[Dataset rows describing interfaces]
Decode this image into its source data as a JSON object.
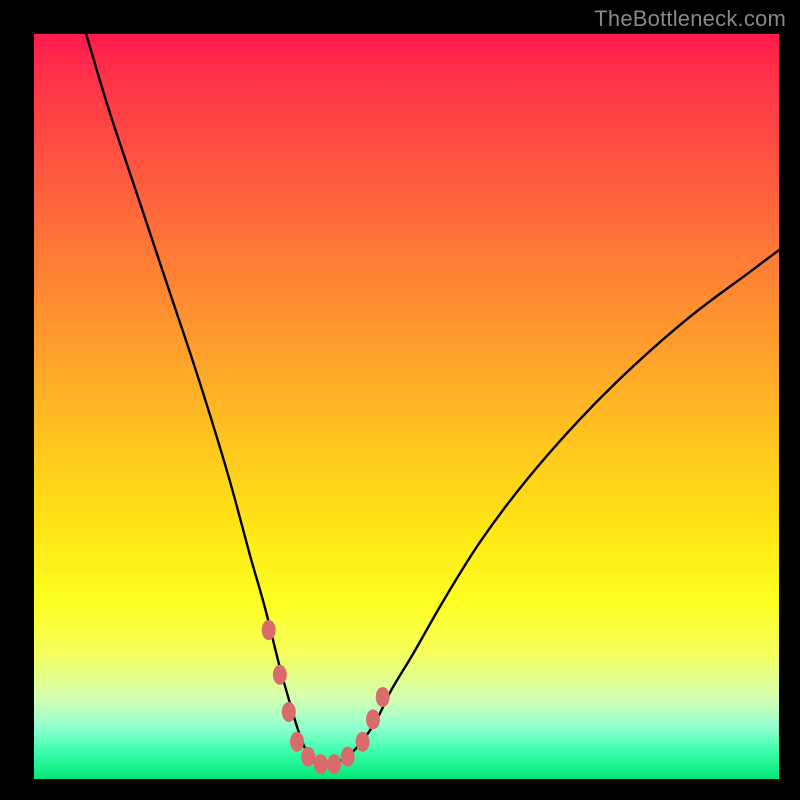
{
  "watermark": "TheBottleneck.com",
  "colors": {
    "frame": "#000000",
    "curve": "#000000",
    "marker": "#d96b6b",
    "gradient_top": "#ff1a4d",
    "gradient_bottom": "#00e878"
  },
  "chart_data": {
    "type": "line",
    "title": "",
    "xlabel": "",
    "ylabel": "",
    "xlim": [
      0,
      100
    ],
    "ylim": [
      0,
      100
    ],
    "series": [
      {
        "name": "bottleneck-curve",
        "x": [
          7,
          10,
          14,
          18,
          22,
          26,
          29,
          31,
          33,
          35,
          36,
          37,
          38,
          39,
          40,
          42,
          44,
          46,
          48,
          51,
          55,
          60,
          66,
          73,
          80,
          88,
          96,
          100
        ],
        "y": [
          100,
          90,
          78,
          66,
          54,
          41,
          30,
          23,
          15,
          8,
          5,
          3,
          2,
          2,
          2,
          3,
          5,
          8,
          12,
          17,
          24,
          32,
          40,
          48,
          55,
          62,
          68,
          71
        ]
      }
    ],
    "markers": {
      "name": "highlight-dots",
      "x": [
        31.5,
        33,
        34.2,
        35.3,
        36.8,
        38.5,
        40.3,
        42.1,
        44.1,
        45.5,
        46.8
      ],
      "y": [
        20,
        14,
        9,
        5,
        3,
        2,
        2,
        3,
        5,
        8,
        11
      ]
    }
  }
}
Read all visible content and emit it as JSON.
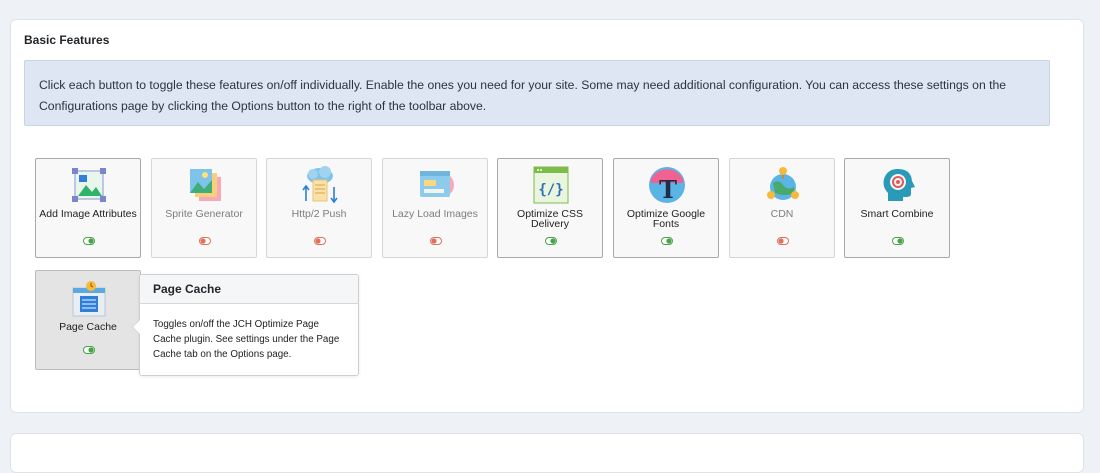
{
  "section": {
    "title": "Basic Features",
    "info": "Click each button to toggle these features on/off individually. Enable the ones you need for your site. Some may need additional configuration. You can access these settings on the Configurations page by clicking the Options button to the right of the toolbar above."
  },
  "colors": {
    "toggle_on": "#47a447",
    "toggle_off": "#e0715a"
  },
  "features": [
    {
      "label": "Add Image Attributes",
      "icon": "image-attributes-icon",
      "enabled": true
    },
    {
      "label": "Sprite Generator",
      "icon": "sprite-generator-icon",
      "enabled": false
    },
    {
      "label": "Http/2 Push",
      "icon": "cloud-push-icon",
      "enabled": false
    },
    {
      "label": "Lazy Load Images",
      "icon": "lazy-load-icon",
      "enabled": false
    },
    {
      "label": "Optimize CSS Delivery",
      "icon": "css-code-icon",
      "enabled": true
    },
    {
      "label": "Optimize Google Fonts",
      "icon": "font-t-icon",
      "enabled": true
    },
    {
      "label": "CDN",
      "icon": "cdn-globe-icon",
      "enabled": false
    },
    {
      "label": "Smart Combine",
      "icon": "smart-head-icon",
      "enabled": true
    },
    {
      "label": "Page Cache",
      "icon": "page-cache-icon",
      "enabled": true
    }
  ],
  "tooltip": {
    "title": "Page Cache",
    "body": "Toggles on/off the JCH Optimize Page Cache plugin. See settings under the Page Cache tab on the Options page."
  }
}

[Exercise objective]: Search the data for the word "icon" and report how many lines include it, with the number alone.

[Solved problem]: 9